TASK OBJECTIVE: Pictures are to be left out, and the rest of the records reproduced exactly.

---------- INFORMATION ----------

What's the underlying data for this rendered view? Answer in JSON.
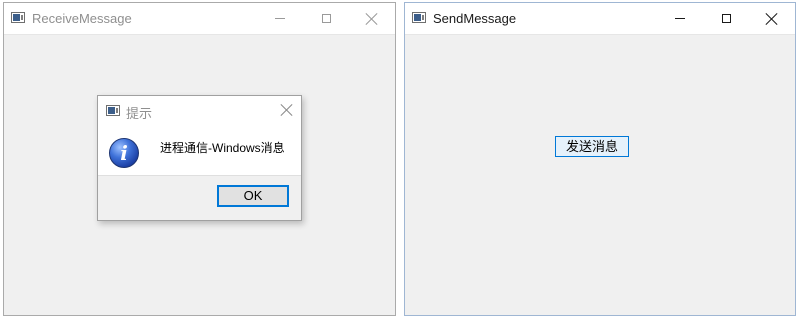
{
  "receive_window": {
    "title": "ReceiveMessage",
    "state": "inactive"
  },
  "send_window": {
    "title": "SendMessage",
    "state": "active",
    "send_button_label": "发送消息"
  },
  "message_box": {
    "title": "提示",
    "text": "进程通信-Windows消息",
    "ok_label": "OK",
    "icon": "information-icon"
  },
  "icons": {
    "app": "app-window-icon",
    "minimize": "minimize-icon",
    "maximize": "maximize-icon",
    "close": "close-icon",
    "info_glyph": "i"
  },
  "colors": {
    "focus_blue": "#0078d7",
    "window_bg": "#f0f0f0"
  }
}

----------

WRITTEN SOLUTION:
What's the underlying data for this rendered view? Answer in JSON.
{
  "receive_window": {
    "title": "ReceiveMessage",
    "state": "inactive"
  },
  "send_window": {
    "title": "SendMessage",
    "state": "active",
    "send_button_label": "发送消息"
  },
  "message_box": {
    "title": "提示",
    "text": "进程通信-Windows消息",
    "ok_label": "OK",
    "icon": "information-icon"
  },
  "icons": {
    "app": "app-window-icon",
    "minimize": "minimize-icon",
    "maximize": "maximize-icon",
    "close": "close-icon",
    "info_glyph": "i"
  },
  "colors": {
    "focus_blue": "#0078d7",
    "window_bg": "#f0f0f0"
  }
}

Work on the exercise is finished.